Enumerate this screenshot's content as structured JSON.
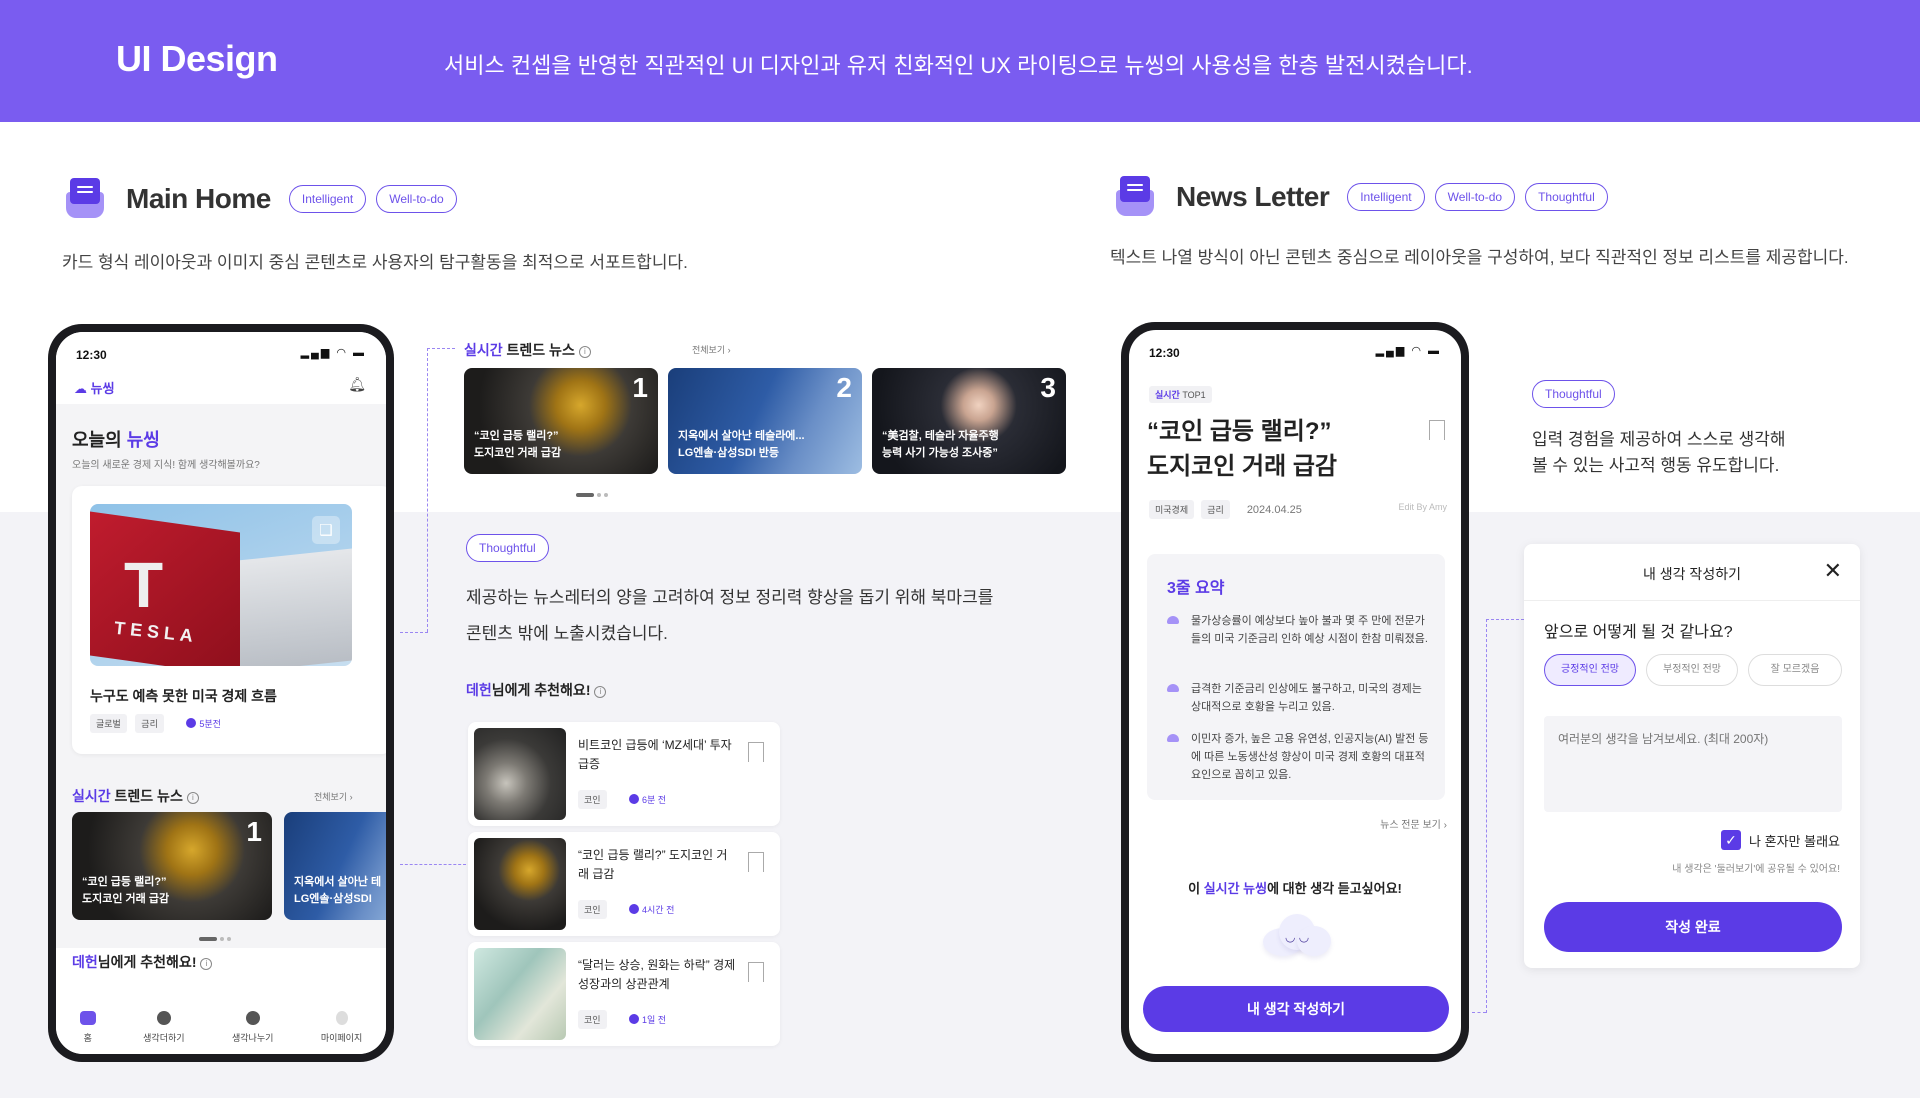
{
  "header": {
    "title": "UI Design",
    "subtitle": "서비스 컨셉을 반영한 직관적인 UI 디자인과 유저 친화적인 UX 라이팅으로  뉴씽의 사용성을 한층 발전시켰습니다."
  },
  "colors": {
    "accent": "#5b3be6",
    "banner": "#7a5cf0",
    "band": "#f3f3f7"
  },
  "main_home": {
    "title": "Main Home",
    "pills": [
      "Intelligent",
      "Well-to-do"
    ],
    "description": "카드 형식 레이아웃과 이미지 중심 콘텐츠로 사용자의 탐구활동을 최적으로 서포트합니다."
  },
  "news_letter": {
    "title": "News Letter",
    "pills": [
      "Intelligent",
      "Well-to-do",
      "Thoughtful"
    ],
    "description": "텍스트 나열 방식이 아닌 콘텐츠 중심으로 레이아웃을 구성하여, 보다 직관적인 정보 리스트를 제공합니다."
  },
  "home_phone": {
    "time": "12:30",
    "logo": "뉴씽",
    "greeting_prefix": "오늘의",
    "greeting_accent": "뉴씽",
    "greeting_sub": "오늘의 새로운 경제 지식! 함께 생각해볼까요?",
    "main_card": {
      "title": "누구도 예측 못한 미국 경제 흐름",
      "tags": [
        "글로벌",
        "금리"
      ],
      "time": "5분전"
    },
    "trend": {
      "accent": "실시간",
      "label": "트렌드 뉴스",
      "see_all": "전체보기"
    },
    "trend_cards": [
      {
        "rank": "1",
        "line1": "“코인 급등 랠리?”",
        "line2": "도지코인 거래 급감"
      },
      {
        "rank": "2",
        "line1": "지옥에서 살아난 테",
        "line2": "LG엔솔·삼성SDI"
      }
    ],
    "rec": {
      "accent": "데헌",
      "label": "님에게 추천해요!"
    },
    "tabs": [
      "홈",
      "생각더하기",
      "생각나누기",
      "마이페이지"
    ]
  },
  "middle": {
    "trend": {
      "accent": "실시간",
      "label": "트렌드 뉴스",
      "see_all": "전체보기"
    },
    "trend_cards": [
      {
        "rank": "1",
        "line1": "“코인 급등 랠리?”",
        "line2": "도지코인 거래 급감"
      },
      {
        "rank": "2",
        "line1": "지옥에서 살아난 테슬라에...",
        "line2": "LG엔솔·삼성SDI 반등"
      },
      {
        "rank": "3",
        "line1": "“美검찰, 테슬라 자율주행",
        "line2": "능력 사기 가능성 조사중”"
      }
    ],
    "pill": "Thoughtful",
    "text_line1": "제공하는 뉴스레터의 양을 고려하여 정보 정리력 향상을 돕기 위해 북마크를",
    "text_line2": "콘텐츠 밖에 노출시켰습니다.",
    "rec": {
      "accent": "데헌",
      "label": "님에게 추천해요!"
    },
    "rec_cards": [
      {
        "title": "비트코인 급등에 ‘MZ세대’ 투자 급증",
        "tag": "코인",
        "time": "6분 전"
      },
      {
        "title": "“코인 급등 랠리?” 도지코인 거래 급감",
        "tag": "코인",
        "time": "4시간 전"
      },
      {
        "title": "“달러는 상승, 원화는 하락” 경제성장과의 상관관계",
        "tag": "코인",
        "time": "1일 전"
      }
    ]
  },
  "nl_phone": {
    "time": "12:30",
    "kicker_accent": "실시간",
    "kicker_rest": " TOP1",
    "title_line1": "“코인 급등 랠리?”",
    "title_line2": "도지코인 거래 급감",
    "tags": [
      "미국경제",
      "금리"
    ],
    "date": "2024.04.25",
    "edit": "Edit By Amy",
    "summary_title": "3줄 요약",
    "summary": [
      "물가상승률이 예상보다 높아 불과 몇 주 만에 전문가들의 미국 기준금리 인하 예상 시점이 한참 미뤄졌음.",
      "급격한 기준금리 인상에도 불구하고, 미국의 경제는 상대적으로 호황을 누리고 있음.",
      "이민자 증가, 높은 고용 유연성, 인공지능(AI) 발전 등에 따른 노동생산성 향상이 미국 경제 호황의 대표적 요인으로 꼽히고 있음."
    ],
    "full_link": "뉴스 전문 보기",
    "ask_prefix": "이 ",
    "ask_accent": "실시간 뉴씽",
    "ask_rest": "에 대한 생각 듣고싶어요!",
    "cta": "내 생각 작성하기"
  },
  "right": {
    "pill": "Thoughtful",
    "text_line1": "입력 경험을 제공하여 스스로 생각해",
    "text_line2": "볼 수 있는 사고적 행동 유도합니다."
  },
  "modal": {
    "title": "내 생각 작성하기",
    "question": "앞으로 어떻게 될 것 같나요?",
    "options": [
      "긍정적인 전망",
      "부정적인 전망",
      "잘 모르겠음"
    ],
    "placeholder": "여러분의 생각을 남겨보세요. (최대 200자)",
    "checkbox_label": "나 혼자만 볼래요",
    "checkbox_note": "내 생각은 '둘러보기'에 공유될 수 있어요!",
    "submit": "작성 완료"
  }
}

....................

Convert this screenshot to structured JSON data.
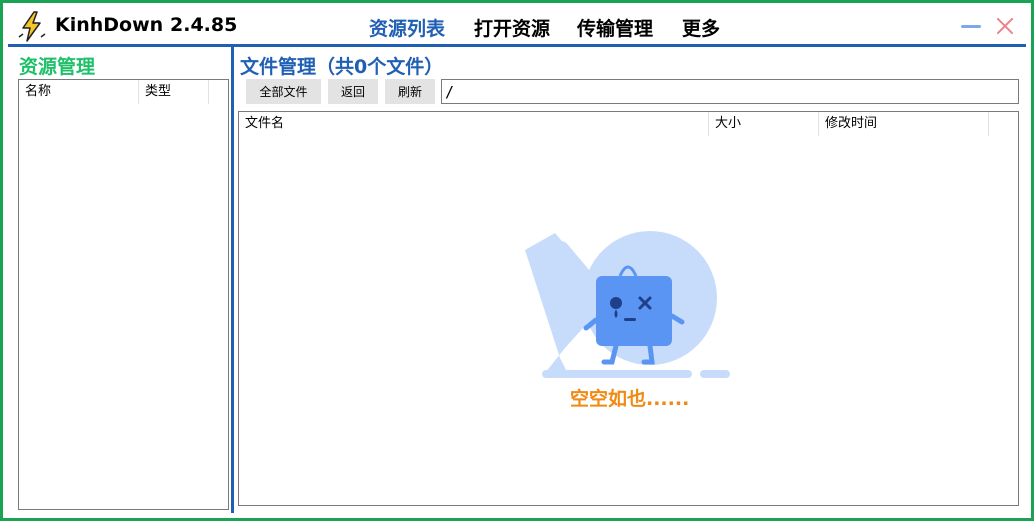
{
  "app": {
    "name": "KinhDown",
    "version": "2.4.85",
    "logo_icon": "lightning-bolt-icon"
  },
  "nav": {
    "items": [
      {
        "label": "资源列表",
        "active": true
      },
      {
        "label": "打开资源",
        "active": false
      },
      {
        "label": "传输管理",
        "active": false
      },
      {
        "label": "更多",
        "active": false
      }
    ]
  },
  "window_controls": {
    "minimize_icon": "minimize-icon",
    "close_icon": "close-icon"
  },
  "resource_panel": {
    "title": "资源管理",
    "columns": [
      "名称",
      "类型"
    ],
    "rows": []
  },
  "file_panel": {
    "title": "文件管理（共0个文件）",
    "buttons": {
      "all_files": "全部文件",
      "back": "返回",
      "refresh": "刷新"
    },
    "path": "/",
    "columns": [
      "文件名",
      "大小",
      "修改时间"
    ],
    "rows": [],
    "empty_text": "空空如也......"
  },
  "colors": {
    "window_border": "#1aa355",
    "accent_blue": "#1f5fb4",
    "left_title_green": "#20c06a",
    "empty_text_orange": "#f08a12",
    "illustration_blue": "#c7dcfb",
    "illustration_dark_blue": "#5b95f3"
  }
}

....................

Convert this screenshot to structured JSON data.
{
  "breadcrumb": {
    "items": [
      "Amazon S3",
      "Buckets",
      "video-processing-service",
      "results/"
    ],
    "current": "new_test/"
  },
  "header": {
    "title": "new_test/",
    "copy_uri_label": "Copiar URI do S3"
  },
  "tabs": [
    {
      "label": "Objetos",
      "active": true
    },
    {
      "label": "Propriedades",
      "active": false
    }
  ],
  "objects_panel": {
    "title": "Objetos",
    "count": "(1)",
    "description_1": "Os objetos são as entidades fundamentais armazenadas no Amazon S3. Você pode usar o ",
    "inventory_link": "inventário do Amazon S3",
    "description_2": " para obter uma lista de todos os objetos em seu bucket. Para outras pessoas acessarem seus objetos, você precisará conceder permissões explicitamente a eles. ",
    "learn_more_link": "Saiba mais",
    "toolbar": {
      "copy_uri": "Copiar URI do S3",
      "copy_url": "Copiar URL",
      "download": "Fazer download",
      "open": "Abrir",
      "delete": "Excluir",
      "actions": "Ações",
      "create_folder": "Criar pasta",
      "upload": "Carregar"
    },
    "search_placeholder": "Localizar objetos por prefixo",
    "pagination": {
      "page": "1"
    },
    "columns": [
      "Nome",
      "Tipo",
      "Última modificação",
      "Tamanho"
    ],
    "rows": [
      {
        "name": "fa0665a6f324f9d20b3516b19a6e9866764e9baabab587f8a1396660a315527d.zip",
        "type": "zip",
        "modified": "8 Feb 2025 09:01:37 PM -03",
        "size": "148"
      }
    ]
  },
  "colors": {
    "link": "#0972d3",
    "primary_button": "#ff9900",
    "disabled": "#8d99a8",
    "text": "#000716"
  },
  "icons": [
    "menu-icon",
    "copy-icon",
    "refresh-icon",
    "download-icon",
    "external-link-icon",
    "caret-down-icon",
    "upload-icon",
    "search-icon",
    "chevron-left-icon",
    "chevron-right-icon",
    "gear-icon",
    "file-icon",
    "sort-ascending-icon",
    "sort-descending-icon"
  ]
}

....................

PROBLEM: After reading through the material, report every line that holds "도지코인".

RESPONSE AREA:
        "line2": "도지코인 거래 급감"
        "line2": "도지코인 거래 급감"
        "title": "“코인 급등 랠리?” 도지코인 거래 급감",
    "title_line2": "도지코인 거래 급감",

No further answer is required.